Every parent wants their child to succeed and do well in life. To help steer a child towards or keep a child on what a parent considers to be the right path, a parent may offer an incentive to help a child out financially. For example a parent may agree to pay a college-bound son or daughter a monthly stipend provided that he or she maintains a certain GPA. These types of incentive or conditional arrangements are fairly common between parents and children. What happens, however, if a parent dies and is no longer able to provide the nudge in the right direction that a child may need to achieve his or her goals.

For parents who wish to leave money to a child, yet also want some control over when and if that money is distributed, an incentive trust may be a good option. As the name suggests, an incentive trust provides a beneficiary with financial payouts provided that he or she meet certain terms or conditions.

Incentive trusts are often established by parents who want to have some degree of influence or control over a child to ensure that he or she accomplishes certain goals. Additionally, this type of trust can also be used to deter a child from engaging in or pursuing certain behaviors, lifestyles or careers.

For example, a parent may fund an incentive trust which provides a provision stating that the trust’s funds will pay out double a child’s annual salary if he or she becomes a teacher or works for a nonprofit. The same type of trust can also be established to discourage a child from using drugs or not working and choosing instead to live off of the trust’s funds.

Whatever the circumstances, parents who wish to establish an incentive trust are advised to seek the advice and assistance of an attorney. If not careful, the actions of well-meaning parents could end up having a negative influence over and impact on a child’s life for decades to come.

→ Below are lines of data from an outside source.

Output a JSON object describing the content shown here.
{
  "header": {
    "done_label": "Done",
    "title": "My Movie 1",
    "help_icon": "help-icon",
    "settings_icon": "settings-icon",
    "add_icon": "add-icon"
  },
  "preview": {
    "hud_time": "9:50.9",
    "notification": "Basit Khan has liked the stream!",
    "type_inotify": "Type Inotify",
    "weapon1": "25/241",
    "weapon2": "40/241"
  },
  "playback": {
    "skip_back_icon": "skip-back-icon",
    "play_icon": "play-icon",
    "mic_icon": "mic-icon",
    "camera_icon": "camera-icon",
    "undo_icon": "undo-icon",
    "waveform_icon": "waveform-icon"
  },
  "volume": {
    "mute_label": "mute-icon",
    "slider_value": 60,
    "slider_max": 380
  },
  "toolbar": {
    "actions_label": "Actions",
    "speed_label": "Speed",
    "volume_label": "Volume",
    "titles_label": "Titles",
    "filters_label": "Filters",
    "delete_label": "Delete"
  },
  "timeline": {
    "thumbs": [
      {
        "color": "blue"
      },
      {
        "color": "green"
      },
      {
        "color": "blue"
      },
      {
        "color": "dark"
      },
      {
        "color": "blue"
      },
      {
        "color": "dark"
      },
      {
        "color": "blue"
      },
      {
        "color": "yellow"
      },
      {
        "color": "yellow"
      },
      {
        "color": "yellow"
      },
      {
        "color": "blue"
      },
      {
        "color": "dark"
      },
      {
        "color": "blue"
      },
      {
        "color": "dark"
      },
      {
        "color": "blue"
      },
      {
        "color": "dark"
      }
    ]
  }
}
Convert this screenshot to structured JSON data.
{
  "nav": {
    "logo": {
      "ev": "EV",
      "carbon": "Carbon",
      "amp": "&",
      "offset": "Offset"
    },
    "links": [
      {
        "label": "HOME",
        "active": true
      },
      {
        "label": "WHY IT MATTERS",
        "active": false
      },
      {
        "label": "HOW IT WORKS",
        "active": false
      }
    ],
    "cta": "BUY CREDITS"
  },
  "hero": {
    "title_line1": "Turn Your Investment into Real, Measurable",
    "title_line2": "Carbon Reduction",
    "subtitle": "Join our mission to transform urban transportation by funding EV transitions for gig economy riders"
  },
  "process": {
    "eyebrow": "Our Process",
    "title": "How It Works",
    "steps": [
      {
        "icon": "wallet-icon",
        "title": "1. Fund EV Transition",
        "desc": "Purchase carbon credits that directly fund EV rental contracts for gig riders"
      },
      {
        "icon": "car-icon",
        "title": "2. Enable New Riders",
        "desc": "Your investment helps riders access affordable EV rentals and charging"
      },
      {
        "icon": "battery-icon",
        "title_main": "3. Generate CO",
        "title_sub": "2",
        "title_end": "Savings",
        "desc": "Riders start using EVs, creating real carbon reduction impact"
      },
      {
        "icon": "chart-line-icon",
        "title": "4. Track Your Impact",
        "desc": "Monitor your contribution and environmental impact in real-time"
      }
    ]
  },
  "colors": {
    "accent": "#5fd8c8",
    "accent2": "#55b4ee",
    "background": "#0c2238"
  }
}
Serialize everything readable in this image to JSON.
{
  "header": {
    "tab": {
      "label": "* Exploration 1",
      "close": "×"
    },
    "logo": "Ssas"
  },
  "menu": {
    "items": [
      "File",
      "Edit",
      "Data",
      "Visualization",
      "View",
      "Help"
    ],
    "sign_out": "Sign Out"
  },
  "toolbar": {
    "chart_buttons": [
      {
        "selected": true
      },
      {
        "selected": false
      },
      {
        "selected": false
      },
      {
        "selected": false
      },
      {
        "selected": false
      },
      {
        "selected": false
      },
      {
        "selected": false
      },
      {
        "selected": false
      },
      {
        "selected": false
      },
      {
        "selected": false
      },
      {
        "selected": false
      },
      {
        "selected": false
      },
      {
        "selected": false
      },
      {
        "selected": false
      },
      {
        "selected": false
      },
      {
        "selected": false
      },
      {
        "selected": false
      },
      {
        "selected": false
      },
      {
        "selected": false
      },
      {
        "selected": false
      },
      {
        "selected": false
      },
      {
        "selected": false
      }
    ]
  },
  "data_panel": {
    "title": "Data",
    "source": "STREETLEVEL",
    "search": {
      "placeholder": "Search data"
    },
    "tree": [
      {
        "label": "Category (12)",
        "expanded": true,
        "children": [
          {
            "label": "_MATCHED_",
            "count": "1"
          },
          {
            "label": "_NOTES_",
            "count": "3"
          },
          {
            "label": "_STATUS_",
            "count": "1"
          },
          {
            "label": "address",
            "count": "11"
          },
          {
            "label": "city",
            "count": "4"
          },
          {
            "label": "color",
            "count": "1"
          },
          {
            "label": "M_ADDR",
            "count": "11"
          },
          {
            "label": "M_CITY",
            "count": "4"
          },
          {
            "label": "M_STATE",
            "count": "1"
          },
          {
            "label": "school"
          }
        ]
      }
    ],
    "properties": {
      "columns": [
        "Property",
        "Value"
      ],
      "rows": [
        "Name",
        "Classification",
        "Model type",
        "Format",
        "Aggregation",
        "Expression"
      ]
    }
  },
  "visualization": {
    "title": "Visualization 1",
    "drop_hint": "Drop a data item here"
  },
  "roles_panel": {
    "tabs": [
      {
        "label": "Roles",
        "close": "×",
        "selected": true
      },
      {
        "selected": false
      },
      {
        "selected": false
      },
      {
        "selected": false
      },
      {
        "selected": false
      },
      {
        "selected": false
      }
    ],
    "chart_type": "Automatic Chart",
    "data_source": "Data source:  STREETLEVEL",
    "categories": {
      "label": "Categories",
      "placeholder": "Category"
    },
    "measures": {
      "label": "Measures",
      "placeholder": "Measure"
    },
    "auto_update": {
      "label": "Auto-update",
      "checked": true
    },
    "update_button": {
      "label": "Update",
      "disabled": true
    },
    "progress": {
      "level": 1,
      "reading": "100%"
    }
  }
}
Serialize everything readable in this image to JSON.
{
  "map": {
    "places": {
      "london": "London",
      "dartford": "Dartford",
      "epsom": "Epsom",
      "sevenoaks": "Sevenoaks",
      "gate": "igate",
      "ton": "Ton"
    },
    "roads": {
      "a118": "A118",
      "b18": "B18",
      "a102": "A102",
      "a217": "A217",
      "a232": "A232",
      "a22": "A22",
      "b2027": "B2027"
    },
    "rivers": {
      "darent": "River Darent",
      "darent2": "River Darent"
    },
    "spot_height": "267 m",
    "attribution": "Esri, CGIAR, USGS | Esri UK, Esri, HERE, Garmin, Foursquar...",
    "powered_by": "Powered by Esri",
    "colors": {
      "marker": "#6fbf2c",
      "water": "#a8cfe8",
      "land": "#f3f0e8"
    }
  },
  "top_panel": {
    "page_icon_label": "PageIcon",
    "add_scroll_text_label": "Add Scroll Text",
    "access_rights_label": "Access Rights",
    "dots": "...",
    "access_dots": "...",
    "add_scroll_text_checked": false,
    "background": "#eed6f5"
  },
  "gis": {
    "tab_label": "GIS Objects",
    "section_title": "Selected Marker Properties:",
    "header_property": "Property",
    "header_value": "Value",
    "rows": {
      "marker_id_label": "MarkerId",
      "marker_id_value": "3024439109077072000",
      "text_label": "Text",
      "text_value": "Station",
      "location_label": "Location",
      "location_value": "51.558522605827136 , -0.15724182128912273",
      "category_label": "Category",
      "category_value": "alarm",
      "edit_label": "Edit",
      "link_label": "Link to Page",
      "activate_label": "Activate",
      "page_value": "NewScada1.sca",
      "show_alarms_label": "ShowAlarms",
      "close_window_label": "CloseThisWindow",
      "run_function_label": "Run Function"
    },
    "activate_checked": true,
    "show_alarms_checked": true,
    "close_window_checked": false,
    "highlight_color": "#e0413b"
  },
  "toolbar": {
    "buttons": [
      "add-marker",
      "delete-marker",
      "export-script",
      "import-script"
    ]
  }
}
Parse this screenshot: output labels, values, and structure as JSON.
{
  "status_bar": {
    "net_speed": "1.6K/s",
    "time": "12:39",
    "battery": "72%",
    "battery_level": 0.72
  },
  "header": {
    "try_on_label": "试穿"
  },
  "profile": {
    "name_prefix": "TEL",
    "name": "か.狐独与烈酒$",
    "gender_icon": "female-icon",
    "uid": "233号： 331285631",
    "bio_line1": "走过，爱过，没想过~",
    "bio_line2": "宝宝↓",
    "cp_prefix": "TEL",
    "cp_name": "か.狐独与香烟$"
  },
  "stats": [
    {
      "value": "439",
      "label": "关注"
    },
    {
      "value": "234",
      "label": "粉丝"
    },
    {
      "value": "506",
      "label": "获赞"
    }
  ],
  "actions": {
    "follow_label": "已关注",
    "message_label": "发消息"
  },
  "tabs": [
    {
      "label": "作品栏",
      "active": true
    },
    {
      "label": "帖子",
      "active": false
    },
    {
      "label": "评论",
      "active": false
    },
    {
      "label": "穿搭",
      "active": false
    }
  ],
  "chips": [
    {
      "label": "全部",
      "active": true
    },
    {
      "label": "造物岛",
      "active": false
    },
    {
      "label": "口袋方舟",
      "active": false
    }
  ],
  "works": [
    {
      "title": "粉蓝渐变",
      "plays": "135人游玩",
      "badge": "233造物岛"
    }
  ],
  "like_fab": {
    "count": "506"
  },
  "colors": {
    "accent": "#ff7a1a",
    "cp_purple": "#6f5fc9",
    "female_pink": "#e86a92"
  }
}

Source: Barron’s, “Incentive Trusts Can Keep Your Heirs Motivated,” Amy Feldman, May 17, 2015